ID badges required starting today

New policy intends to keep campus safer, make students easier to identify

Sarah Eubanks, Reporter

The district’s new student ID policy goes into full effect Oct. 1.

Starting today, it will be mandatory for students to wear their ID badges at all times. The new policy has been implemented at all three high schools as a part of the district’s efforts to increase school security.

“I think they will increase it. I think they have already,” English teacher Georgette Taylor said. “It allows staff to know who belongs and doesn’t belong when we have such a large student body. If I can look for a badge, then I know you are in the right place, and you’re not a visitor. I can also see names if somebody is in trouble or is hurt, so that will help keep everybody safe and everybody knows who’s supposed to be here and who isn’t.”

The first time a student does not wear their ID getting a new one will be free. The next time it is $3, either taken out of the student’s lunch account or will have to be paid in any way before that student can buy tickets to a school event.

“The first card is for free and for a lot of students we have a second card eventually that will potentially be for free also,” Principal Alan Arbabi said. “I would like to take the word ‘punishment’ out of this whole process.
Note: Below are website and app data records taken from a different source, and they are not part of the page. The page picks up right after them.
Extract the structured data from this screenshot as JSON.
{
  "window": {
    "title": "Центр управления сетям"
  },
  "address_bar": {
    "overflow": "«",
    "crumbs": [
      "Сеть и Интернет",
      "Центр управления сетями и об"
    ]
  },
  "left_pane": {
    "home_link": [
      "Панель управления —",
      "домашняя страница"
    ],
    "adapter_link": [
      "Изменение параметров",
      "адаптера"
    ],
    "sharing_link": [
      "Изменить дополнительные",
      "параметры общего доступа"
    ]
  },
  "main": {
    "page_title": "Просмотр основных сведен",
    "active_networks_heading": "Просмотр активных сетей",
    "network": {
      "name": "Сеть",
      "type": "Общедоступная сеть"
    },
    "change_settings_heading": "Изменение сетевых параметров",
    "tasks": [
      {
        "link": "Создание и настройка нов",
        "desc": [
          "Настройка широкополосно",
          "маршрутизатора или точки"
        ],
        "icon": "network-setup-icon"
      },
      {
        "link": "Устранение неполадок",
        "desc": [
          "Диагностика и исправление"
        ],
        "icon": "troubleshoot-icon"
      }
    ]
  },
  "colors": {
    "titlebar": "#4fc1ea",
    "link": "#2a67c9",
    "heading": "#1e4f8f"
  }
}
So what I would rather say is when I see someone down the hallway walking without a badge, I’m going to say ‘hey, good morning, good afternoon, I see that you are not wearing your badge, do you have it with you?’, ‘hey would you please put that on’, see ya, have a great day.’”

The ID badges aren’t the only new security measures being put in place. Mr. Arbabi has begun standing in front of the school and greeting students in the morning. There are security cameras placed throughout the entire school and the district also has a new lockdown button and a monitoring program to make sure all the doors are locked at all times.

“One of the things I’ve done differently this year is, if you have been dropped off in the front of the school I’ve been greeting people in the car line,” Mr. Arbabi said. “I positioned myself in the front of the school now, where I get in a pattern, I recognize every student that’s coming through the front door. Other safety measures, obviously at the district level, you know we have cameras all throughout our school. We have the ability to monitor on our campus, but we also have district-level monitoring.”

The new need for more school security comes after a string of school shootings in the last school year, including an incident at McKinney North.

“Towards the end of last year, I really did not feel safe,” McKinney Boyd student Lily Robinson said. “Especially after McKinney Boyd got this anonymous threat that someone was gonna shoot up the school. I was terrified. It was during exams and I really didn’t want to come to school, but I couldn’t miss it. I was really paranoid, I was constantly looking for all the exits around me. I still really don’t feel safe, people are crazy.”

Despite students concerns the program has cost the school little and helped bring peace of mind too many students and teachers.

“Yes, I have to believe that there’s always more we can do for security,” Mr. Arbabi said. “I have to believe that we can do more more everyday. There has been a journey to get to where we are today – a journey that’s not pretty. It makes people more vigilant so I hope that [students] are part of the solution as we get older and you start having kids and you start making decisions along the way that help make our society safer.”